Melissa Conrad Stöppler, MD, is a U.S. board-certified Anatomic Pathologist with subspecialty training in the fields of Experimental and Molecular Pathology. Dr. Stöppler's educational background includes a BA with Highest Distinction from the University of Virginia and an MD from the University of North Carolina. She completed residency training in Anatomic Pathology at Georgetown University followed by subspecialty fellowship training in molecular diagnostics and experimental pathology.
Mary D. Nettleman, MD, MS, MACP is the Chair of the Department of Medicine at Michigan State University. She is a graduate of Vanderbilt Medical School, and completed her residency in Internal Medicine and a fellowship in Infectious Diseases at Indiana University.
Your health care practitioner will ask about your symptoms
and perform a physical exam. Urine tests and samples of any discharge will likely be done.
You may be asked questions including the following:
When did this condition begin? Has the discharge been the same throughout the month?
What does the discharge look like? What color and consistency? Is there an odor?
Do you have pain, itching, or burning?
Does your sexual partner, if you have one, have discharge from his penis?
Do you have many sexual partners?

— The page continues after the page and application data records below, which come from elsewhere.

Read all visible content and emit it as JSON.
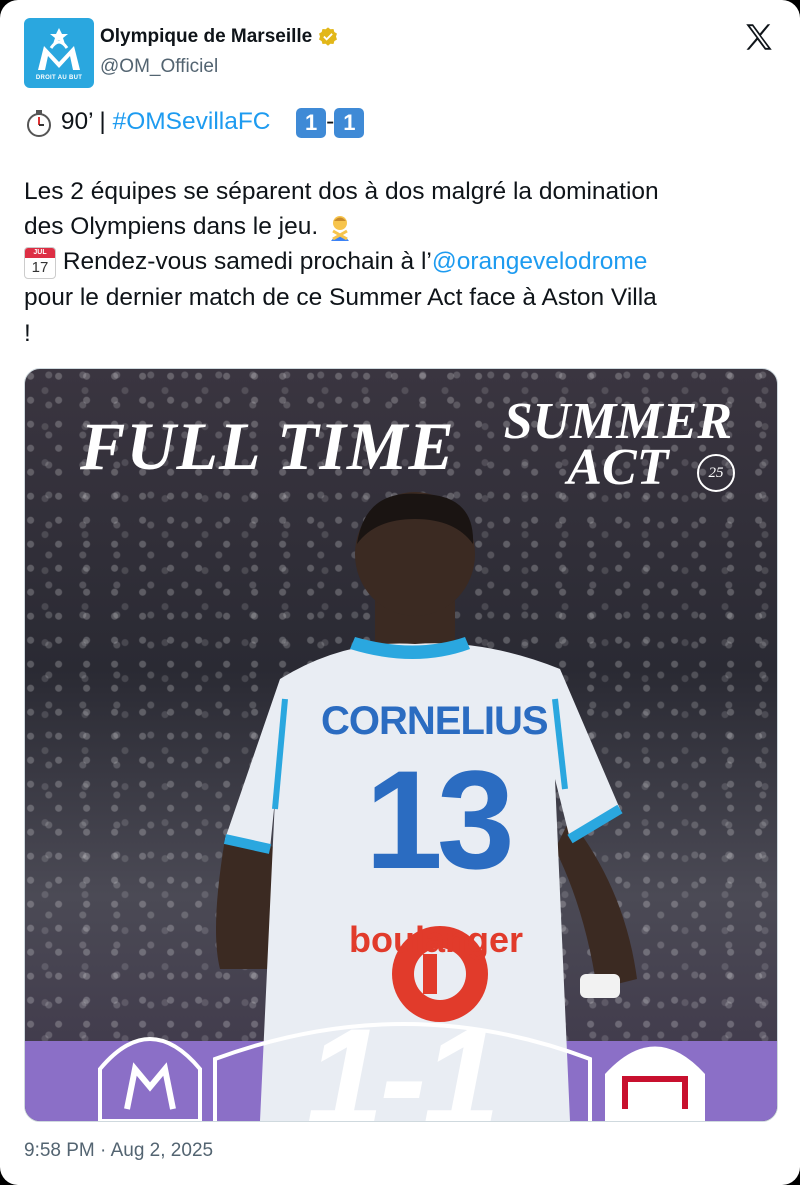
{
  "author": {
    "display_name": "Olympique de Marseille",
    "handle": "@OM_Officiel",
    "avatar_text": "DROIT AU BUT",
    "verified_color": "#e2b719"
  },
  "tweet": {
    "line1_prefix": "90’ | ",
    "hashtag": "#OMSevillaFC",
    "score_home": "1",
    "score_separator": "-",
    "score_away": "1",
    "line2": "Les 2 équipes se séparent dos à dos malgré la domination",
    "line3": "des Olympiens dans le jeu.",
    "line4_prefix": "Rendez-vous samedi prochain à l’",
    "mention": "@orangevelodrome",
    "line5": "pour le dernier match de ce Summer Act face à Aston Villa",
    "line6": "!",
    "calendar_month": "JUL",
    "calendar_day": "17"
  },
  "media": {
    "headline": "FULL TIME",
    "brand_line1": "SUMMER",
    "brand_line2": "ACT",
    "brand_badge": "25",
    "player_name": "CORNELIUS",
    "player_number": "13",
    "sponsor": "boulanger",
    "final_score": "1-1"
  },
  "timestamp": "9:58 PM · Aug 2, 2025",
  "colors": {
    "link": "#1d9bf0",
    "brand_blue": "#2aa7df",
    "score_emoji": "#3f8ad6",
    "band": "#8b6fc7"
  },
  "icons": {
    "stopwatch": "stopwatch-icon",
    "x_logo": "x-logo-icon",
    "person_gesture": "person-gesturing-no-icon",
    "calendar": "calendar-icon"
  }
}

Do you use condoms?
What helps relieve the discharge? Do you take frequent baths? Have you tried over-the-counter medications? Douching?
What other symptoms do you have?

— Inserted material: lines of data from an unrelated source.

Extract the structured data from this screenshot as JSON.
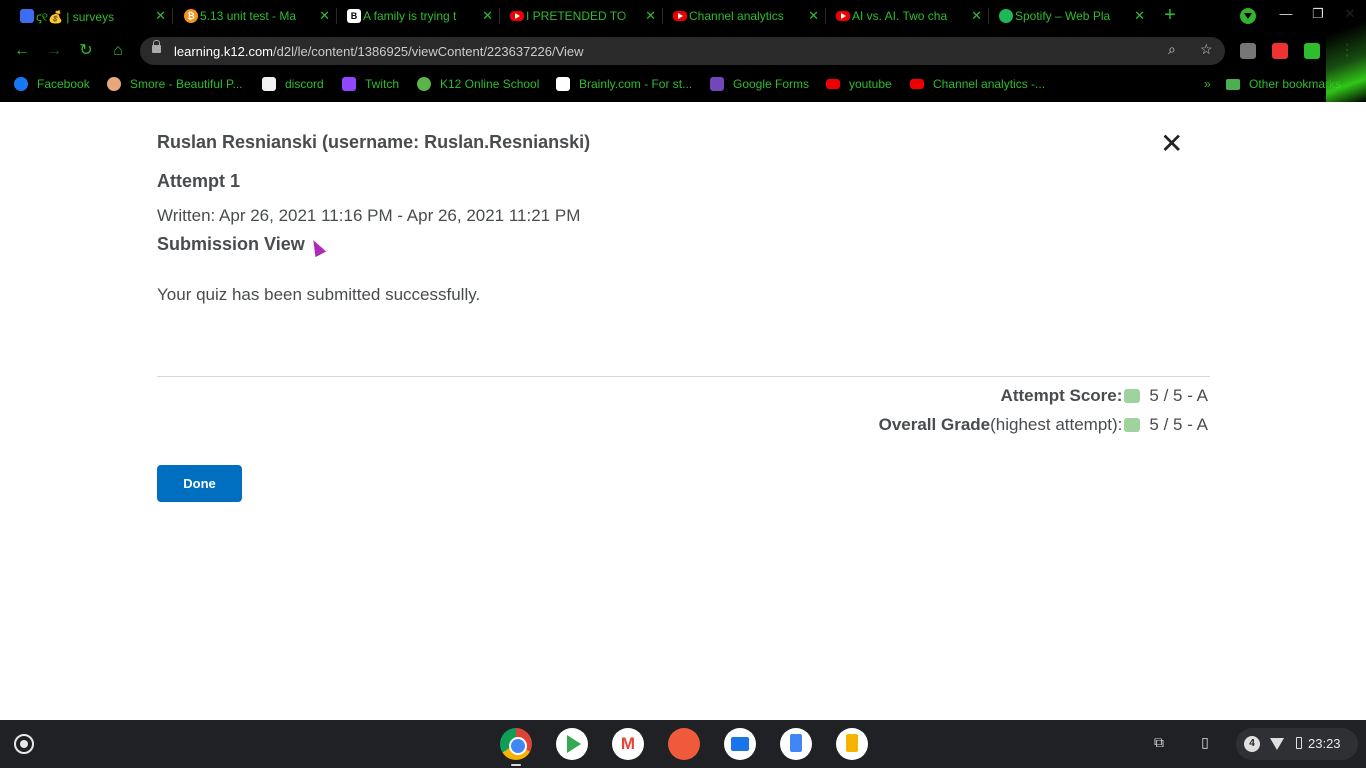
{
  "browser": {
    "tabs": [
      {
        "title": "ꞔ୧💰 | surveys",
        "icon": "survey-favicon"
      },
      {
        "title": "5.13 unit test - Ma",
        "icon": "bitcoin-favicon"
      },
      {
        "title": "A family is trying t",
        "icon": "brainly-favicon"
      },
      {
        "title": "I PRETENDED TO",
        "icon": "youtube-favicon"
      },
      {
        "title": "Channel analytics",
        "icon": "youtube-favicon"
      },
      {
        "title": "AI vs. AI. Two cha",
        "icon": "youtube-favicon"
      },
      {
        "title": "Spotify – Web Pla",
        "icon": "spotify-favicon"
      }
    ],
    "url_host": "learning.k12.com",
    "url_path": "/d2l/le/content/1386925/viewContent/223637226/View",
    "bookmarks": [
      {
        "label": "Facebook"
      },
      {
        "label": "Smore - Beautiful P..."
      },
      {
        "label": "discord"
      },
      {
        "label": "Twitch"
      },
      {
        "label": "K12 Online School"
      },
      {
        "label": "Brainly.com - For st..."
      },
      {
        "label": "Google Forms"
      },
      {
        "label": "youtube"
      },
      {
        "label": "Channel analytics -..."
      }
    ],
    "other_bookmarks": "Other bookmarks",
    "accent": "#2dbd2d"
  },
  "page": {
    "user_line": "Ruslan Resnianski (username: Ruslan.Resnianski)",
    "attempt": "Attempt 1",
    "written": "Written: Apr 26, 2021 11:16 PM - Apr 26, 2021 11:21 PM",
    "submission_view": "Submission View",
    "message": "Your quiz has been submitted successfully.",
    "attempt_score_label": "Attempt Score:",
    "attempt_score_value": "5 / 5 - A",
    "overall_label": "Overall Grade",
    "overall_sub": " (highest attempt):",
    "overall_value": "5 / 5 - A",
    "done_label": "Done",
    "primary_color": "#006fbf"
  },
  "shelf": {
    "apps": [
      "chrome",
      "play-store",
      "gmail",
      "paint",
      "files",
      "docs",
      "slides"
    ],
    "notification_count": "4",
    "time": "23:23"
  }
}
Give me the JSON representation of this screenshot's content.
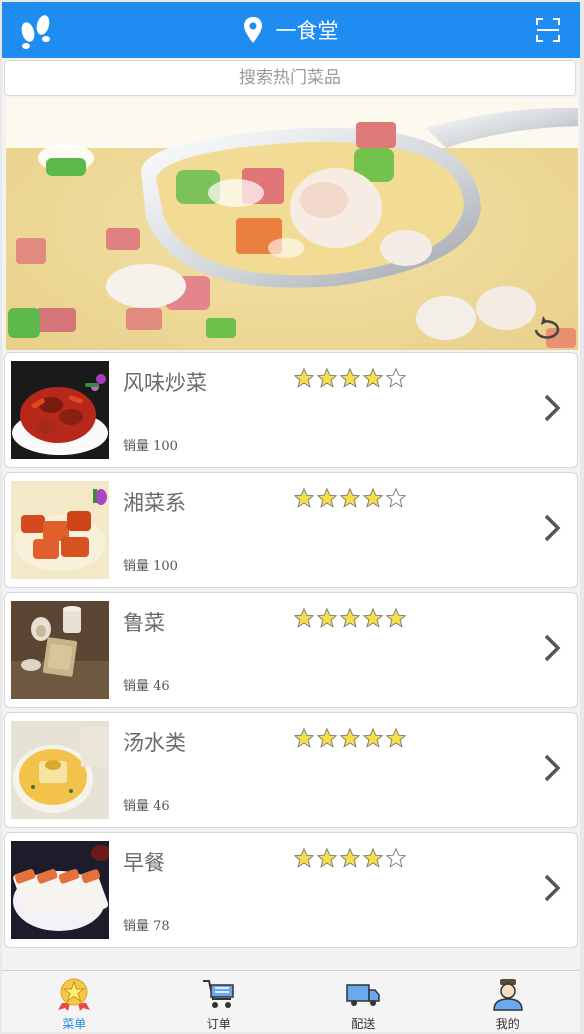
{
  "header": {
    "title": "一食堂",
    "left_icon": "footprints-icon",
    "pin_icon": "location-pin-icon",
    "right_icon": "scan-icon"
  },
  "search": {
    "placeholder": "搜索热门菜品"
  },
  "banner": {
    "subject": "fried-rice-photo",
    "icon": "refresh-icon"
  },
  "categories": [
    {
      "name": "风味炒菜",
      "sales": "销量 100",
      "rating": 4
    },
    {
      "name": "湘菜系",
      "sales": "销量 100",
      "rating": 4
    },
    {
      "name": "鲁菜",
      "sales": "销量 46",
      "rating": 5
    },
    {
      "name": "汤水类",
      "sales": "销量 46",
      "rating": 5
    },
    {
      "name": "早餐",
      "sales": "销量 78",
      "rating": 4
    }
  ],
  "tabs": [
    {
      "label": "菜单",
      "icon": "star-badge-icon",
      "active": true
    },
    {
      "label": "订单",
      "icon": "cart-icon",
      "active": false
    },
    {
      "label": "配送",
      "icon": "delivery-truck-icon",
      "active": false
    },
    {
      "label": "我的",
      "icon": "user-icon",
      "active": false
    }
  ],
  "colors": {
    "header": "#1e8cf0",
    "star": "#f5e04a",
    "active_tab": "#1e8cf0"
  }
}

What medications do you take for all conditions?
Have you changed detergents or soaps you use?
Do you often wear tight underwear or pants/jeans?
During the pelvic examination, the doctor will inspect

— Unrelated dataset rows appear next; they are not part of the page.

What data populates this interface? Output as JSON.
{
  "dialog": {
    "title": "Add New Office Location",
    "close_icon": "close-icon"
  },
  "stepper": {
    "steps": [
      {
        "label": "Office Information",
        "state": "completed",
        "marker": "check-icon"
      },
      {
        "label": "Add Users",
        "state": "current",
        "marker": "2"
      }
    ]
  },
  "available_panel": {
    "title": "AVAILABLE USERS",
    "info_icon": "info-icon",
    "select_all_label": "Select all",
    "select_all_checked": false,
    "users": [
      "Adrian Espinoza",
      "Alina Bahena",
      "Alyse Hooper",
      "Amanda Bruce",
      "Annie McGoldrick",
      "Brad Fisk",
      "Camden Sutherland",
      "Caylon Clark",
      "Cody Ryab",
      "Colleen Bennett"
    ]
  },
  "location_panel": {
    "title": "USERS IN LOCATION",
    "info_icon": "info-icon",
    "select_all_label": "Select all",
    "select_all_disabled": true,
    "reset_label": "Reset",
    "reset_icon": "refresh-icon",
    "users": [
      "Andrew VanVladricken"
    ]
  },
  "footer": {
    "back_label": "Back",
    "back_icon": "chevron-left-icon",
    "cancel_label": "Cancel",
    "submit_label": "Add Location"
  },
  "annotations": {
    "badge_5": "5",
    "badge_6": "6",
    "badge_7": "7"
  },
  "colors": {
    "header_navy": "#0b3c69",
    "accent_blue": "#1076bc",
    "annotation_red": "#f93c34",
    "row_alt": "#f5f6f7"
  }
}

your vagina and cervix for any discharge or sores. During the pelvic
examination, the doctor will determine the size and location of the uterus and
cervix. The doctor will assess if you have pain or tenderness on movement of
the cervix and uterus, or in the areas next to the uterus, which correspond to
the Fallopian tubes and
During the vaginal examination, a speculum is
introduced into the vagina to see the cervix. Swabs will be taken of
any discharge to determine if the infection is fungal (yeast), protozoan
(trichomoniasis), or bacterial (bacterial vaginosis). Your health care
provider can examine a sample of vaginal discharge under a microscope to detect the presence of the organisms associated with
In some cases, a Pap test will be performed to exclude the possibility of
This test is sent to the laboratory, and results are usually
obtained within one week.
A colposcopy or biopsy might be recommended if your cervix appears
abnormal. Colposcopy uses a lighted microscope to get a magnified view of the
surface of the cervix. In a biopsy, a tissue sample is taken for testing.
Certain blood tests can detect antibodies to the yeast-infection causing
Candida albicans. This test is not very reliable and is only useful in people
who have an infection that affects their whole body.
If trichomonas is present, and confirmed by laboratory tests, your doctor
may do more tests for other sexually transmitted diseases (STDs).